Here they call to Giselle’s spirit in a high clangor of bells and a resonant voice low in the throat. They are ancestors, spirits, and they too cannot rest.
“I wanted to create Giselle because of the Wilis,” Masilo said. “I wanted to go back to the original myth, where the Wilis are vicious, scary creatures who have no mercy. The Wilis have been wronged, and they want revenge.”
“I guess this interpretation was the most challenging, because in the ballet the Wilis are pure and graceful. They forgive, and for the audience that’s great, because they leave the theatre feeling warm and fuzzy inside … But unfortunately we do not live in a warm and fuzzy world. I wanted to strip the work off its fairy-tale aspect. And I do not believe that Albrecht deserves to be forgiven.”
The leader of the Wili beckons, decisive in long braids and stubble.
“Myrtha is a fascinating character,” Masilo said. “As in the Ballet, she/he is a spiritual creature. In African tradition she/he is called a Sangoma, a traditional healer. Myrtha in my version uses her/his power to heal the young girls that have been wronged (good) and uses her/his power to order the Wili to kill (evil). I also wanted to create a contrast between the first and second acts by doing so.”
Randal Fippinger, producing director for the ’62 Center, responded in awe.
“She has taken away the gauze of classical ballet,” he said. He used to work with the American Ballet Theatre, and he has seen hundreds of Giselles — but never like this one. “To see it as a raw narrative is deeply powerful,” he said.
In the 19th-century version, the Wilis are women, but Masilo sweeps through that division with her ensemble company of 12 to 14 dancers.
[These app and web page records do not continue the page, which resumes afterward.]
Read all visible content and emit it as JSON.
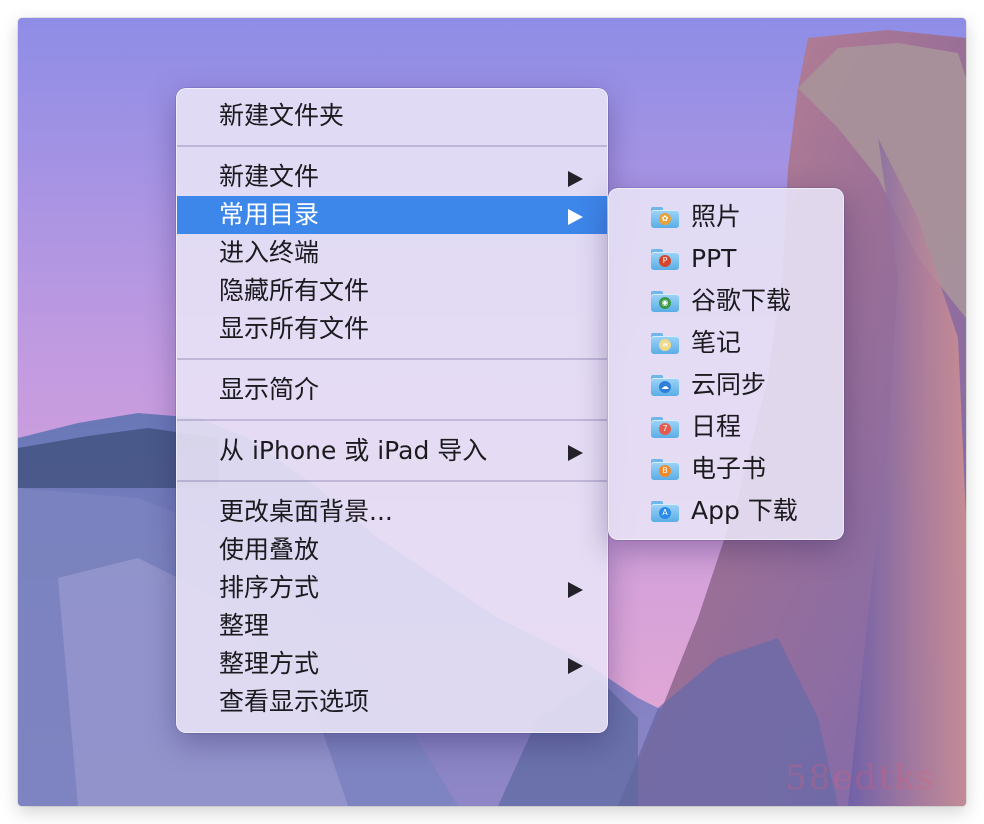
{
  "main_menu": {
    "items": [
      {
        "label": "新建文件夹",
        "submenu": false
      },
      {
        "separator": true
      },
      {
        "label": "新建文件",
        "submenu": true
      },
      {
        "label": "常用目录",
        "submenu": true,
        "active": true
      },
      {
        "label": "进入终端",
        "submenu": false
      },
      {
        "label": "隐藏所有文件",
        "submenu": false
      },
      {
        "label": "显示所有文件",
        "submenu": false
      },
      {
        "separator": true
      },
      {
        "label": "显示简介",
        "submenu": false
      },
      {
        "separator": true
      },
      {
        "label": "从 iPhone 或 iPad 导入",
        "submenu": true
      },
      {
        "separator": true
      },
      {
        "label": "更改桌面背景...",
        "submenu": false
      },
      {
        "label": "使用叠放",
        "submenu": false
      },
      {
        "label": "排序方式",
        "submenu": true
      },
      {
        "label": "整理",
        "submenu": false
      },
      {
        "label": "整理方式",
        "submenu": true
      },
      {
        "label": "查看显示选项",
        "submenu": false
      }
    ]
  },
  "sub_menu": {
    "items": [
      {
        "label": "照片",
        "icon": "photos-folder-icon",
        "badge_color": "#e8a23a",
        "badge_glyph": "✿"
      },
      {
        "label": "PPT",
        "icon": "powerpoint-folder-icon",
        "badge_color": "#d5452b",
        "badge_glyph": "P"
      },
      {
        "label": "谷歌下载",
        "icon": "chrome-folder-icon",
        "badge_color": "#3c9a4a",
        "badge_glyph": "◉"
      },
      {
        "label": "笔记",
        "icon": "notes-folder-icon",
        "badge_color": "#f0d98a",
        "badge_glyph": "≡"
      },
      {
        "label": "云同步",
        "icon": "cloud-folder-icon",
        "badge_color": "#2f7fd8",
        "badge_glyph": "☁"
      },
      {
        "label": "日程",
        "icon": "calendar-folder-icon",
        "badge_color": "#e45a4c",
        "badge_glyph": "7"
      },
      {
        "label": "电子书",
        "icon": "books-folder-icon",
        "badge_color": "#f08a2c",
        "badge_glyph": "B"
      },
      {
        "label": "App 下载",
        "icon": "appstore-folder-icon",
        "badge_color": "#2a8bea",
        "badge_glyph": "A"
      }
    ]
  },
  "watermark": "58edtks",
  "colors": {
    "highlight": "#3d86ea"
  }
}
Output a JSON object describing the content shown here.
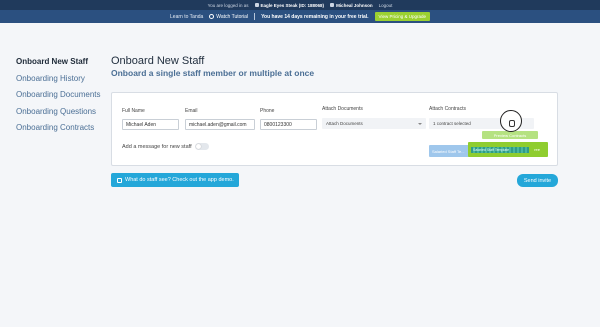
{
  "topbar": {
    "logged_in_as": "You are logged in as",
    "org": "Eagle Eyes Steak (ID: 188068)",
    "user": "Micheal Johnson",
    "logout": "Logout"
  },
  "trialbar": {
    "learn": "Learn to Tanda",
    "watch_tutorial": "Watch Tutorial",
    "trial_text": "You have 14 days remaining in your free trial.",
    "upgrade_label": "View Pricing & Upgrade"
  },
  "sidebar": {
    "items": [
      {
        "label": "Onboard New Staff",
        "active": true
      },
      {
        "label": "Onboarding History"
      },
      {
        "label": "Onboarding Documents"
      },
      {
        "label": "Onboarding Questions"
      },
      {
        "label": "Onboarding Contracts"
      }
    ]
  },
  "main": {
    "title": "Onboard New Staff",
    "subtitle": "Onboard a single staff member or multiple at once"
  },
  "form": {
    "full_name_label": "Full Name",
    "full_name_value": "Michael Aden",
    "email_label": "Email",
    "email_value": "michael.aden@gmail.com",
    "phone_label": "Phone",
    "phone_value": "0800123300",
    "attach_documents_label": "Attach Documents",
    "attach_documents_value": "Attach Documents",
    "attach_contracts_label": "Attach Contracts",
    "attach_contracts_value": "1 contract selected",
    "preview_contracts_label": "Preview Contracts",
    "salaried_staff_label": "Salaried Staff Te...",
    "salaried_overlay_label": "Salaried Staff Template",
    "salaried_button_word": "ree",
    "message_label": "Add a message for new staff",
    "message_toggle_on": false
  },
  "actions": {
    "demo_label": "What do staff see? Check out the app demo.",
    "send_label": "Send invite"
  },
  "colors": {
    "nav_dark": "#203a5c",
    "trial_bar": "#2b5080",
    "upgrade_green": "#9bd132",
    "primary_blue": "#24a7d9"
  }
}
“She crosses porous borders of gender,” Chanoff said.
“I have male and female Wilis,” Masilo said, “because I love androgyny and am always trying to break gender stereotypes: Men do this and women do that.
“It was also a way of disconcerting Albrecht when he gets to the forest. He doesn’t know what he is looking at. Also I wanted to make it clear that women are not the only ones that get heartbroken.”
The Wilis will invite Giselle to join them, but she will have to prove herself first. She will confront Albrecht again.
“I also wanted to explore the whole notion of initiation,” Masilo said. “When one is accepted into any group — new school, job, group of friends — you have to earn your place. You don’t just arrive and, like Giselle, decide that Albrecht has to be forgiven. You have to go through the process of becoming one of the group.
“So it has always bothered me that Giselle as a newbie arrives and calls the shots. In order for Giselle to become a fully-fledged Wili and to be allowed onto the other side, she has to do what all the other Wilis have had to do, and in this case that is to kill.”
They and Masilo will hold the people who cause pain accountable for it.
“I decided at the beginning of the work that Albrecht was not going to be forgiven,” she said. “The challenge was then to make sure that his journey was such that one despised him by the end of the first act.
“For me, He is a spoiled brat who thinks that he can have any woman that he wants. Giselle is not the first that he has wronged; there have been many before her. He betrays his fiancée too. In fact, I think all the Wilis have been wronged by him. That’s why they want him dead!”
This story first ran in the Berkshire Eagle; my thanks to features editor Lindsey Hollenbaugh and art & entertainment editor Jeff Borak. The image above is courtesy of the ’62 Center at Williams College.